The Figi family frantically searched for a treatment, eventually taking the advice of a Dravet specialist and placing Charlotte on a speciality diet designed to control her seizures. While it initially worked, it caused a series of harmful side effects such as bone loss, and ceased to work after two years.

Just as the Figis were out of options and terrified for their daughter's life, Colorado voters approved an amendment that required the state to set up a medical marijuana registry. The drug was approved for the treatment of only 8 conditions, one of which was chronic seizures. Charlotte's father did extensive research and found other cases where Dravet was being treated with cannabis with success.

After months of hearing no from doctors, the Figis were finally able to find two who signed off on the treatment after meeting with the family and examining Charlotte (Colorado state laws require the two signatures).

Once they began the treatment Charlotte did not suffer a seizure for 7 days, when she had been suffering up to 300 a week (that is not a typo). The Figis continued the treatment with some help from sympathetic dispensary owners and Charlotte began to flourish, learning not only to walk, but also how to ride a bike and speak, although that is still a work in progress.

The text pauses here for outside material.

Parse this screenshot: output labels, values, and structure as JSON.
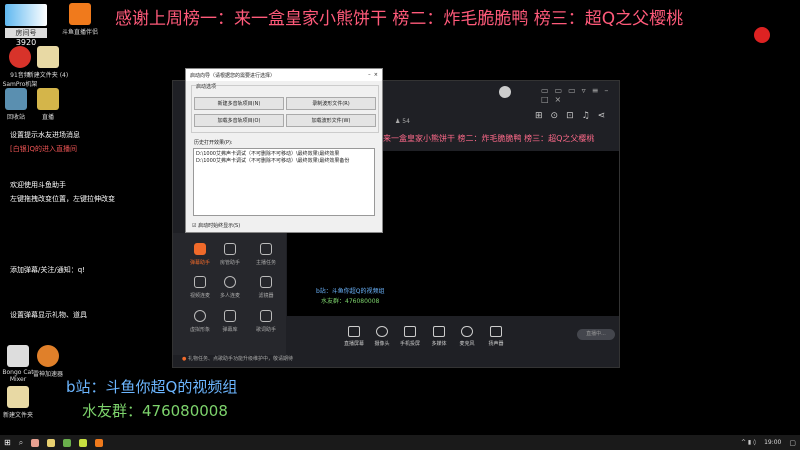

Many people probably view the treatment merely as getting a child high. Those people could not be more off base in their assumptions. Charlotte is treated with two drops of cannabis oil in her food per day, and the strain being used has an extremely low THC content.

While Charlotte's treatment may not work for every case of Dravet or similar conditions, the reward far outweighs the risk. Matt Figi, in response to the treatment's effectiveness, asked "My thought now is, why were we the ones that had to go out and find this cure? This natural cure? How come a doctor didn't know about this? How come they didn't make me aware of this?"

Well Matt, now the world will know.

[kudos to CNN for the original story]